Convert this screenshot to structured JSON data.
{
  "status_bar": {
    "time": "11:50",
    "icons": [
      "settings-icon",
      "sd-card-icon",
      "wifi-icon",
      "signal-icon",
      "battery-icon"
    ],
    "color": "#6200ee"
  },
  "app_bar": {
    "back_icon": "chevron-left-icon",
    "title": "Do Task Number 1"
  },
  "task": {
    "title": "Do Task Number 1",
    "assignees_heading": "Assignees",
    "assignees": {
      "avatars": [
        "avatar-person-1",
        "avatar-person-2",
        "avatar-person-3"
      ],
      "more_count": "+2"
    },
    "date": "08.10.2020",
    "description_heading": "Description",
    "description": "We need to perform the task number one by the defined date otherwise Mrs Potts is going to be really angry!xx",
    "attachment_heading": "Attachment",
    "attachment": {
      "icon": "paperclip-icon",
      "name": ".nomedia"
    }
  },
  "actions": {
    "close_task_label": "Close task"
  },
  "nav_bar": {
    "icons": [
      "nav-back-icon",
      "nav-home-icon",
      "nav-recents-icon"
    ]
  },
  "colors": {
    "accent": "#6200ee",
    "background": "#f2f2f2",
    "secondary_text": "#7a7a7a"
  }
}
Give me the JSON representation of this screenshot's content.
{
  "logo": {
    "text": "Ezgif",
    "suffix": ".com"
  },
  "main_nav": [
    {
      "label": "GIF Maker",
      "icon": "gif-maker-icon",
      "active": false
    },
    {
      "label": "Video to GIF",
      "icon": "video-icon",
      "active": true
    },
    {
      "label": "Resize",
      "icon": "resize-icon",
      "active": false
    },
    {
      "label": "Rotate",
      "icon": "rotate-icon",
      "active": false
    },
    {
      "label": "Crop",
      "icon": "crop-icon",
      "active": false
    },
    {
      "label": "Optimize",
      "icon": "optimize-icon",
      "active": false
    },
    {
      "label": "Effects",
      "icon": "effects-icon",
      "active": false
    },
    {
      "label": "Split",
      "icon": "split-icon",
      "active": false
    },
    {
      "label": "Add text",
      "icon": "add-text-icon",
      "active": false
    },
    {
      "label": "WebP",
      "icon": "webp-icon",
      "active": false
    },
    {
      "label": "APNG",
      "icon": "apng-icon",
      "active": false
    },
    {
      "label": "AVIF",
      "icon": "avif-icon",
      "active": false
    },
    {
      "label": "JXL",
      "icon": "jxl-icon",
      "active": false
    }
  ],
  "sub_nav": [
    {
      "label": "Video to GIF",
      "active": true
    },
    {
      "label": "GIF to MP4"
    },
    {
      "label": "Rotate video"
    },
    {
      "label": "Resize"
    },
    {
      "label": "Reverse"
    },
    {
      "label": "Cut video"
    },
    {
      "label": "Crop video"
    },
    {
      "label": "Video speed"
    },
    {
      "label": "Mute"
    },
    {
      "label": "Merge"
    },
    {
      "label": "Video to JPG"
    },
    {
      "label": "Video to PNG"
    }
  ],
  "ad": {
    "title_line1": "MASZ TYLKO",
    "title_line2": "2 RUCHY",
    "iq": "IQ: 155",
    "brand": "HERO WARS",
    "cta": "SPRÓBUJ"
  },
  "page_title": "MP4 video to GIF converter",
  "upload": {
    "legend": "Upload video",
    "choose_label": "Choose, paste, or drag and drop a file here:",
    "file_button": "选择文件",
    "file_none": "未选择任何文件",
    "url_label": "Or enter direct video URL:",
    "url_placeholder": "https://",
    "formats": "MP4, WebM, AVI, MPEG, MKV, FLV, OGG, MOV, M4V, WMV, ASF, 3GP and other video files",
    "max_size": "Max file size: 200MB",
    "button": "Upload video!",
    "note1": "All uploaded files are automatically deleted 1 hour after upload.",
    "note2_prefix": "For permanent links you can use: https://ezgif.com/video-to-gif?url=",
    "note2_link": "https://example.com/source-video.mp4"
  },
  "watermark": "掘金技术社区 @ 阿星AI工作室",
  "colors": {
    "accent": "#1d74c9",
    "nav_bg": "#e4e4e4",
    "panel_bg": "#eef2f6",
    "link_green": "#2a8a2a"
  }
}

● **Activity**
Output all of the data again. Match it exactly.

● **Solution for this task**
Convert this screenshot to structured JSON data.
{
  "status_bar": {
    "time": "11:50",
    "icons": [
      "settings-icon",
      "sd-card-icon",
      "wifi-icon",
      "signal-icon",
      "battery-icon"
    ],
    "color": "#6200ee"
  },
  "app_bar": {
    "back_icon": "chevron-left-icon",
    "title": "Do Task Number 1"
  },
  "task": {
    "title": "Do Task Number 1",
    "assignees_heading": "Assignees",
    "assignees": {
      "avatars": [
        "avatar-person-1",
        "avatar-person-2",
        "avatar-person-3"
      ],
      "more_count": "+2"
    },
    "date": "08.10.2020",
    "description_heading": "Description",
    "description": "We need to perform the task number one by the defined date otherwise Mrs Potts is going to be really angry!xx",
    "attachment_heading": "Attachment",
    "attachment": {
      "icon": "paperclip-icon",
      "name": ".nomedia"
    }
  },
  "actions": {
    "close_task_label": "Close task"
  },
  "nav_bar": {
    "icons": [
      "nav-back-icon",
      "nav-home-icon",
      "nav-recents-icon"
    ]
  },
  "colors": {
    "accent": "#6200ee",
    "background": "#f2f2f2",
    "secondary_text": "#7a7a7a"
  }
}
Give me the JSON representation of this screenshot's content.
{
  "logo": {
    "text": "Ezgif",
    "suffix": ".com"
  },
  "main_nav": [
    {
      "label": "GIF Maker",
      "icon": "gif-maker-icon",
      "active": false
    },
    {
      "label": "Video to GIF",
      "icon": "video-icon",
      "active": true
    },
    {
      "label": "Resize",
      "icon": "resize-icon",
      "active": false
    },
    {
      "label": "Rotate",
      "icon": "rotate-icon",
      "active": false
    },
    {
      "label": "Crop",
      "icon": "crop-icon",
      "active": false
    },
    {
      "label": "Optimize",
      "icon": "optimize-icon",
      "active": false
    },
    {
      "label": "Effects",
      "icon": "effects-icon",
      "active": false
    },
    {
      "label": "Split",
      "icon": "split-icon",
      "active": false
    },
    {
      "label": "Add text",
      "icon": "add-text-icon",
      "active": false
    },
    {
      "label": "WebP",
      "icon": "webp-icon",
      "active": false
    },
    {
      "label": "APNG",
      "icon": "apng-icon",
      "active": false
    },
    {
      "label": "AVIF",
      "icon": "avif-icon",
      "active": false
    },
    {
      "label": "JXL",
      "icon": "jxl-icon",
      "active": false
    }
  ],
  "sub_nav": [
    {
      "label": "Video to GIF",
      "active": true
    },
    {
      "label": "GIF to MP4"
    },
    {
      "label": "Rotate video"
    },
    {
      "label": "Resize"
    },
    {
      "label": "Reverse"
    },
    {
      "label": "Cut video"
    },
    {
      "label": "Crop video"
    },
    {
      "label": "Video speed"
    },
    {
      "label": "Mute"
    },
    {
      "label": "Merge"
    },
    {
      "label": "Video to JPG"
    },
    {
      "label": "Video to PNG"
    }
  ],
  "ad": {
    "title_line1": "MASZ TYLKO",
    "title_line2": "2 RUCHY",
    "iq": "IQ: 155",
    "brand": "HERO WARS",
    "cta": "SPRÓBUJ"
  },
  "page_title": "MP4 video to GIF converter",
  "upload": {
    "legend": "Upload video",
    "choose_label": "Choose, paste, or drag and drop a file here:",
    "file_button": "选择文件",
    "file_none": "未选择任何文件",
    "url_label": "Or enter direct video URL:",
    "url_placeholder": "https://",
    "formats": "MP4, WebM, AVI, MPEG, MKV, FLV, OGG, MOV, M4V, WMV, ASF, 3GP and other video files",
    "max_size": "Max file size: 200MB",
    "button": "Upload video!",
    "note1": "All uploaded files are automatically deleted 1 hour after upload.",
    "note2_prefix": "For permanent links you can use: https://ezgif.com/video-to-gif?url=",
    "note2_link": "https://example.com/source-video.mp4"
  },
  "watermark": "掘金技术社区 @ 阿星AI工作室",
  "colors": {
    "accent": "#1d74c9",
    "nav_bg": "#e4e4e4",
    "panel_bg": "#eef2f6",
    "link_green": "#2a8a2a"
  }
}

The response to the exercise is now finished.